After a season in which Republicans and at least one Democrat invoked Nazis and the Holocaust to characterize political opponents in the health debate, a national Jewish Democratic organization has launched a “pledge campaign” to demand that candidates condemn and refrain from “abusive Holocaust rhetoric and anti-Semitic language.”

The National Jewish Democratic Council is starting with candidates in the Illinois election for U.S. Senate, but organization officials say they plan to expand around the country in the coming weeks.

“In the current toxic political environment, an increasing number of voices have employed inappropriate Holocaust and outright anti-Semitic rhetoric to score political points,” Ira N. Forman, chief executive officer of the council, said in a statement. “At an official House Republican press conference before ‘Tea Party’ activists in November, for example, political rhetoric opposing health insurance reform invoked disgusting Holocaust imagery and outright anti-Semitism. Top political leaders including House Minority Leader John Boehner (R-OH), House Republican Whip Eric Cantor (R-VA) and House Republican Conference Chairman Mike Pence (R-IN) stood before a crowd that held a banner displaying a stack of dead bodies at Dachau, titled ‘National Socialist Health Care Plan, Dachau, Germany – 1945.’ Yet another sign suggested that ‘Obama takes his orders from the Rothchilds’ [sic].

“This is just one of many vile examples that rabbinic movements and other national organizations have taken a stand against. This is not a partisan issue and such speech is simply not acceptable to the Jewish community. Republican and Democratic candidates alike must disavow such rhetoric. Starting in Illinois and expanding around the country, NJDC will call upon candidates for federal office in 2010 to pledge to renounce anti-Semitic and abusive Holocaust language by any supporter.”

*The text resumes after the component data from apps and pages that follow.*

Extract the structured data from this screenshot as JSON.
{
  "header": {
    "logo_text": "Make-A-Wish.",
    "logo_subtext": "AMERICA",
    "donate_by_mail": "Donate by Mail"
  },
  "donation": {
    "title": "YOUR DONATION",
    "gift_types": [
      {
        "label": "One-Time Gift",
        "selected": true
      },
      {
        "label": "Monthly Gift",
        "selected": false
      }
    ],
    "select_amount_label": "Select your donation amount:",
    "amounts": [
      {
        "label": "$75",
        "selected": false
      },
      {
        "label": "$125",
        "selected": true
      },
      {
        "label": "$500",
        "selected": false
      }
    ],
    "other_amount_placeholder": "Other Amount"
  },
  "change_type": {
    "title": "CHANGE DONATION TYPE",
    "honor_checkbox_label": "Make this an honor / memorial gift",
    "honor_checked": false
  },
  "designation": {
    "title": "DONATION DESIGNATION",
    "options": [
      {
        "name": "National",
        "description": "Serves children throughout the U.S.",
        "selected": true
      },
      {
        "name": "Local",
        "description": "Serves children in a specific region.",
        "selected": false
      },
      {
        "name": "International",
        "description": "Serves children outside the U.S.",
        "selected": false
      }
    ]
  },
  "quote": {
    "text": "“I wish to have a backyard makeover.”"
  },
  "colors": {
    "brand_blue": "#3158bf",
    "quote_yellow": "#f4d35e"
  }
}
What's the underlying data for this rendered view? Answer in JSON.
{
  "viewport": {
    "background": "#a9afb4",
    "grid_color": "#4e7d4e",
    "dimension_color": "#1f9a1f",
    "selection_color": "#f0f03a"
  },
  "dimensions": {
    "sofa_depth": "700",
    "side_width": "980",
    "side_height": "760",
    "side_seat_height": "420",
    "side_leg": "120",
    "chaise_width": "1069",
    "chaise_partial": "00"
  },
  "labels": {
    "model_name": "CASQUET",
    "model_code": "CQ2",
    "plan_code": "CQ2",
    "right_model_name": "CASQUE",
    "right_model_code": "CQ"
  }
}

The NJDC release does not mention Rep. Brian Baird, the Washington state Democrat who described outbursts by critics of Democratic health care legislation at town hall meetings last summer as